  • Reduction of estrogen and progesterone causes progressive involution and atrophy of TDLUs, reduction in size and complexity of acini and loss of specialized interlobular stroma
  • In elderly women, residual estrogenic stimulation maintains vestigial remnants of lobules
  • Hormone replacement therapy (HRT) attenuates these changes and may even stimulate proliferative changes
  • TDLUs are small, epithelium has less cytoplasm and basement membrane material may appear more prominent and hyalinized
  • As specialized breast stroma also involutes, small atrophic lobules may be seen fully surrounded by fat
  • Ducts may become ectatic with cystic appearance (not fibrocystic change)
  • Pre-existing fibroadenomas may decrease in size with stromal calcification
  • Vascular calcifications become more prominent, especially in those with coronary artery disease and diabetes
  • Elastosis (excess elastic fibers) is found in 50% of women age 50+ years without breast disease, either diffusely in stroma, around vessels or around ducts
  • Marked perivascular elastosis may be suggestive of malignancy (Arch Pathol Lab Med 1991;115:1241)
  • Testosterone causes involution of male mammary gland, except in testicular feminization syndrome (no testosterone receptors)
  • Breast is primarily composed of ductal structures within collagenized stroma, with no / rare lobular elements compared to female breast
Transsexual breast
  • Female to male conversion results from prolonged androgen administration, starting prior to mastectomy
    • Calcifications are more frequent in androgen suppressed breast compared to other reduction mammoplasty specimens
    • Prominent collagenized stroma and atrophy of ductolobular structures
  • Male to female conversion involves prolonged estrogen therapy and chemical castration with progestational agents which block androgen receptors
Diagrams / tables

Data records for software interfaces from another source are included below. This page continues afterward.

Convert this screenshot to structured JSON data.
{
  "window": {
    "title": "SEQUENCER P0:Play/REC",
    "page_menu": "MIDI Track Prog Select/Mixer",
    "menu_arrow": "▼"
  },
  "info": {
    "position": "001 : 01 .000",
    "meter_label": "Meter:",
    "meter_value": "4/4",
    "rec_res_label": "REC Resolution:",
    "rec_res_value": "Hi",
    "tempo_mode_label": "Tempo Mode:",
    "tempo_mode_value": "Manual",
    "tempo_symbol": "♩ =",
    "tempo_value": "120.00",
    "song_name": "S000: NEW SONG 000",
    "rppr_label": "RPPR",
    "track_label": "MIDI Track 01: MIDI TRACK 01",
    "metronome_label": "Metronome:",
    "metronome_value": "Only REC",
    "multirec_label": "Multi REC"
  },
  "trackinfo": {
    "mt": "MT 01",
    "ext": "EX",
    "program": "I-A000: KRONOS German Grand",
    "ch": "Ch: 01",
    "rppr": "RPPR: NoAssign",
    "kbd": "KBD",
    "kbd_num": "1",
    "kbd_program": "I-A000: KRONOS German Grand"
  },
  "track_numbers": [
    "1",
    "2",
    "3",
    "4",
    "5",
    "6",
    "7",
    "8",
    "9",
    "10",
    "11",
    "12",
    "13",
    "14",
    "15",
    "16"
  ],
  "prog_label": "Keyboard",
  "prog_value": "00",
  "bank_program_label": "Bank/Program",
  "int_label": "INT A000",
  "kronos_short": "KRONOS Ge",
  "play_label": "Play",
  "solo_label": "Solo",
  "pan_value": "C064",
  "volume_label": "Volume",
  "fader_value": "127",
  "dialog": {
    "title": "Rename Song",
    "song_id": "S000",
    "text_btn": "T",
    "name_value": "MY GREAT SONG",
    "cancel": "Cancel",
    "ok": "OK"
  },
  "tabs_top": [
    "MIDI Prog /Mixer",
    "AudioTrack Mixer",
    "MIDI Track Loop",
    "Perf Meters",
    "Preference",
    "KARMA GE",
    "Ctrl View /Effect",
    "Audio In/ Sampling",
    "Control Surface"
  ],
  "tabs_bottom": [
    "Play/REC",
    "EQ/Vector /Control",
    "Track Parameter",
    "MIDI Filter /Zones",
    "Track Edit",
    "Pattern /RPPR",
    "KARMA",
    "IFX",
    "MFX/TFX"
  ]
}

Images hosted on other servers - Embryology:

Milk lines

Lifetime mammary gland development

Microscopic (histologic) images

Scroll to see all images:

AFIP images

Neonatal breast ectasia with dilation of mammary ducts

Clear cell change (AFIP, fig 9 - 10)

Myoepithelial hyperplasia with clear
round myoepithelial cells displacing
glandular epithelial cells

Myoid metaplasia derived from
HHF+ myoepithelial cells; squamous
metaplasia arising in duct

Images hosted on other servers:

Clear cell change, by Dr. Semir Vranić, University of Sarajevo


Pilosebaceous units

Nipple and lactiferous duct

Lactiferous ducts

Images hosted on other servers - Embryology:

Early branching of the major lactiferous ducts

Doughnut shaped disk

Enlarging breast

Cellular lobules

Positive stains
Negative stains
Electron microscopy images

Images hosted on other servers:


Glandular and myoepithelial cells

Molecular / cytogenetics description

Shotgun histology inactive breast
Differential diagnosis
Back to top
Image 01 Image 02